Reuben Hills

Having spent five years owning The Source, Russell Beard is no stranger to the specialty coffee scene and neither is Nathan Borg, who was The Source head roaster.

Reuben Hills is their new adventure, a café and roastery they say is all about “staying true to what you want to do”.

The café is located in the trendy inner- city suburb of Surry Hills, a place already teeming with coffee shops. However, with Russell’s reputation in the coffee scene, there’s no doubting the quality and enthusiasm given to the beans here.

The large space has two entrances allowing natural light to flow from both ends, complimenting the sleek design. Polished concrete floors and exposed timber beams complete the look and help to create a welcoming space for the aggregation of passionate coffee drinkers. A semi-circular cutaway above enables customers to view the roastery and coffee lab, something Russell wanted for the café from the outset.

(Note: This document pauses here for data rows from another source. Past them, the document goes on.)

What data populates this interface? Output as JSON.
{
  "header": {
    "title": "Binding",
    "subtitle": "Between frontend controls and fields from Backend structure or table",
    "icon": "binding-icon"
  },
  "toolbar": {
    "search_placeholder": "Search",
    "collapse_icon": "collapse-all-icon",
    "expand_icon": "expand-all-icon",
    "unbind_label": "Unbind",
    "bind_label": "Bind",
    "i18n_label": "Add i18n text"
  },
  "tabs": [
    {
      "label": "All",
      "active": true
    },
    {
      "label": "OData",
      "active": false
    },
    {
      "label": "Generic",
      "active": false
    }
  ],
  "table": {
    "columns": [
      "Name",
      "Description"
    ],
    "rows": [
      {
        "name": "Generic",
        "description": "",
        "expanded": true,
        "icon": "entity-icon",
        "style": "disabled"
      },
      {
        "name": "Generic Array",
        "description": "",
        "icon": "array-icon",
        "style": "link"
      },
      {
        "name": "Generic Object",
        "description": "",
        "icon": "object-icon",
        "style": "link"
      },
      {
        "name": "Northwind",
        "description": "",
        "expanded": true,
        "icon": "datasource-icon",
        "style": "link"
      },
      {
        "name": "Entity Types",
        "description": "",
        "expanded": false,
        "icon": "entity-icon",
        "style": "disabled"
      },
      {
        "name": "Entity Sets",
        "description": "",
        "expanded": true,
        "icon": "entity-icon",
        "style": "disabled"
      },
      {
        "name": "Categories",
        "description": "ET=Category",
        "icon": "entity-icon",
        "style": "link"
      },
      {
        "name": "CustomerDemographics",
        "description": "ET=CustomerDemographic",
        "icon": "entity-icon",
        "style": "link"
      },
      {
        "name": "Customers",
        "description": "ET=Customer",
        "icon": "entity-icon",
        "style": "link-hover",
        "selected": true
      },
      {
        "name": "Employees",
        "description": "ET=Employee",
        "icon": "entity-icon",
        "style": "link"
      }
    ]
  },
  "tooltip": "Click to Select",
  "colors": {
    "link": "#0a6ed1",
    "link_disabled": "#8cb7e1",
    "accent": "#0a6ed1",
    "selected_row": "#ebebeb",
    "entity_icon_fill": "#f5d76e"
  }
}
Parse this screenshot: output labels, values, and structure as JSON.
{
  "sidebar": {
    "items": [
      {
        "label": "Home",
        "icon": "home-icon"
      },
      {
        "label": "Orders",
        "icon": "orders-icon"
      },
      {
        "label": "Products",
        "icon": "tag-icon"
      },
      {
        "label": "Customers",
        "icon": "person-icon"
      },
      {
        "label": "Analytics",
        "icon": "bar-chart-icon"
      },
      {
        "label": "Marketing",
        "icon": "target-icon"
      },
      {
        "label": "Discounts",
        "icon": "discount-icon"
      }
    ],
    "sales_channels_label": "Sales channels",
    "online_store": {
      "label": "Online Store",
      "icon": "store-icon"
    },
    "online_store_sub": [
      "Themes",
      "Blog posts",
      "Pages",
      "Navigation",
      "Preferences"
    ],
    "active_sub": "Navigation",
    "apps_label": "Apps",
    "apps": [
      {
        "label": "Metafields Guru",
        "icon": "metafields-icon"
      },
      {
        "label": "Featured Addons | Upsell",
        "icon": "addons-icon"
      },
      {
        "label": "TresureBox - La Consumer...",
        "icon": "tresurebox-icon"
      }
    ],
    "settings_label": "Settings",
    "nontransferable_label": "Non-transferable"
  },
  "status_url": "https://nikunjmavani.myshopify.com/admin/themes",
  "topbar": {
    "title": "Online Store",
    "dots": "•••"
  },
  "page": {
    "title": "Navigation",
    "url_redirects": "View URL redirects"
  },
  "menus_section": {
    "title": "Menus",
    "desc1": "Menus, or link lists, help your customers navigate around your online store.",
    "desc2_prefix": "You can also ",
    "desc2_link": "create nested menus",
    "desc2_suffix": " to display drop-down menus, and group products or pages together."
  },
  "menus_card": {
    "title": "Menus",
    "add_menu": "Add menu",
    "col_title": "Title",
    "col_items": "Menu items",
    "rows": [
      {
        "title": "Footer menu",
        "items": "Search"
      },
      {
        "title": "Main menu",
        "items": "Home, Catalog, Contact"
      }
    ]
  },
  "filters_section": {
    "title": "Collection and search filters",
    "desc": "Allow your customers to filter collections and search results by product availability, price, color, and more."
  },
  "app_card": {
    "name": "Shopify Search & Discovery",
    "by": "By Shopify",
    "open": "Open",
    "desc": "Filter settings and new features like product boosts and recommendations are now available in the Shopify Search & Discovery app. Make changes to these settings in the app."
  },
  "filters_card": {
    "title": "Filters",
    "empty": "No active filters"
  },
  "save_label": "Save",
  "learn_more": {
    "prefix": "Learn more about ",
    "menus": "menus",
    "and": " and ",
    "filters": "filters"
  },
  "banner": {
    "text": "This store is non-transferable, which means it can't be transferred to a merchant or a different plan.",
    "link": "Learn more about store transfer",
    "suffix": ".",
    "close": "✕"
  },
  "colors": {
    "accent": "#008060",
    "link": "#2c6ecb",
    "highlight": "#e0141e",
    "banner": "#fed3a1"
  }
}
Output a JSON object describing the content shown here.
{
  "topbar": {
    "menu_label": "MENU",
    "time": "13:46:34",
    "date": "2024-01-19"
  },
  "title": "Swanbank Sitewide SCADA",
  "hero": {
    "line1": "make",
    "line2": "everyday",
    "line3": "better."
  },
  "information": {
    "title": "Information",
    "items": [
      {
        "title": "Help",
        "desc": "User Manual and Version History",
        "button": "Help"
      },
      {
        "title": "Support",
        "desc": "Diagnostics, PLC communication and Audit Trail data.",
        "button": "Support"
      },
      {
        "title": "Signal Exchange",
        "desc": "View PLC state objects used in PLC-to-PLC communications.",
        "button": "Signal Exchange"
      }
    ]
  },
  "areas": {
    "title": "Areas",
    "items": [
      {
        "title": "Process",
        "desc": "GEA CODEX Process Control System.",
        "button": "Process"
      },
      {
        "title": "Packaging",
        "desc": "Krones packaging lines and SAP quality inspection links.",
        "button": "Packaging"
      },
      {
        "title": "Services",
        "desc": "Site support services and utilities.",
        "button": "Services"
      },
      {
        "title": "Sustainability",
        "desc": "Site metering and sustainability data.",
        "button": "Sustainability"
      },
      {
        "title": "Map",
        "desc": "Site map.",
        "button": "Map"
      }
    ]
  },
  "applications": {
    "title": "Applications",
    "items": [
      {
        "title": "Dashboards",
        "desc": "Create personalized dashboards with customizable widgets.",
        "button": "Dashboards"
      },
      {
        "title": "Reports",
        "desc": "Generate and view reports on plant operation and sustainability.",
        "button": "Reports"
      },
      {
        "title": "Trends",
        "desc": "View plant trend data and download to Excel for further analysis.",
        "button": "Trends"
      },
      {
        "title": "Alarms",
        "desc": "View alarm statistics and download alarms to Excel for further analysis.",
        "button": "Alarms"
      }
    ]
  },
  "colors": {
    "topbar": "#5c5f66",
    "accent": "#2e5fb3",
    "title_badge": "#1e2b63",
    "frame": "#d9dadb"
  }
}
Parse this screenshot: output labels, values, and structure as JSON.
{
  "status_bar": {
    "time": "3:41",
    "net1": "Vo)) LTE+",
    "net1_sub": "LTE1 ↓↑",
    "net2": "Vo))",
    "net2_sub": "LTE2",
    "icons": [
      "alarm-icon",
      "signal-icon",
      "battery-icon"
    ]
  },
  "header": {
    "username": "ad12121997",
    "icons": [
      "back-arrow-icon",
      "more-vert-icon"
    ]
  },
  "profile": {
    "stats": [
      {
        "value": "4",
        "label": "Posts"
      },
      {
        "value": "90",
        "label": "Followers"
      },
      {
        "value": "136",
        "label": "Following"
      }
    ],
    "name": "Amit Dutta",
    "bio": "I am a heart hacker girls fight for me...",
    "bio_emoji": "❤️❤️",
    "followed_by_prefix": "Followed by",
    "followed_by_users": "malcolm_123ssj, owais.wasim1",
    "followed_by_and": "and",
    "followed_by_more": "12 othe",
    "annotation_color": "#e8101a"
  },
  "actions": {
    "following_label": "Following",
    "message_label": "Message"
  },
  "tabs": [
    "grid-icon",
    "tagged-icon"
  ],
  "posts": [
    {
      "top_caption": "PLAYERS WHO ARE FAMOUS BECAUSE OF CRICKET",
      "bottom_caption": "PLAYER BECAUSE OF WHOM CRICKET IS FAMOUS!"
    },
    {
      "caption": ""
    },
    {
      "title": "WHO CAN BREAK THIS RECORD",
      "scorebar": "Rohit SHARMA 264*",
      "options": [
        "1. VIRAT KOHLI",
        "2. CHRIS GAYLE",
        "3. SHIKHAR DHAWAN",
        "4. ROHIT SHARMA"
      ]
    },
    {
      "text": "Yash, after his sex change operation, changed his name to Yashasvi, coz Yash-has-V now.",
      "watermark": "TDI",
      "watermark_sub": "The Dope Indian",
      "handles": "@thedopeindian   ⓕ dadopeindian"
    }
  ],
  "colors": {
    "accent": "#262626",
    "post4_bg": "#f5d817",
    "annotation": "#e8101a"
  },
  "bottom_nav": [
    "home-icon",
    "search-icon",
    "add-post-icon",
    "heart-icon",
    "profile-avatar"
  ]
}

“It took 14 months from start to finish and we always had in mind the fact that we wanted to involve the customers as much as possible and provide them with the opportunity to see the roasting process,” Russell says.
While two impressive German roasting machines are working away upstairs – a 30-kilogram Probat and six-kilogram Giesen, smaller micro-machines are doing their thing downstairs, such as the dual speedster and Mirage espresso machines. Aeropress filter coffees are available too and public coffee cuppings are held upstairs every friday.

Russell frequently travels to Central and South America to visit the farms during harvest and source the beans directly. Building relationships with the growers is something Russell regards as important. He’s currently sampling beans from Burundi, East Africa and the Mario Enero Jaramillio region in Panama.

One of Reuben Hills stand-outs is a cold filter coffee from Carlos Imbachi’s farm in the Huila, San Agustin region, Columbia, which Russell says is a “wonderful sweet cup, superbly scented with clean fruit notes”.

Coffee aside, Reuben Hills also offers a diverse range of tasty food items. Inspired by Russell’s Latino travels, Head Chef Megan McCulloch (who hails from Heston Blumenthal’s The Hinds Head restaurant in London), has created a menu that is unique and exotic. A popular favourite is the Honduran Baleada – a tortilla stuffed with pimenton spiced pulled-pork or egg, with black beans and cheese. The white chocolate and espresso milkshake and, quite fittingly, a “not-Reuben” sandwich with wagyu salt brisket cannot be overlooked either.

And the name? Russell was inspired by the 1920s coffee era. “The warehouse here is really old and so are the machines,” he says. “Plus, I really just liked the name!”

Leave a Reply

Send this to a friend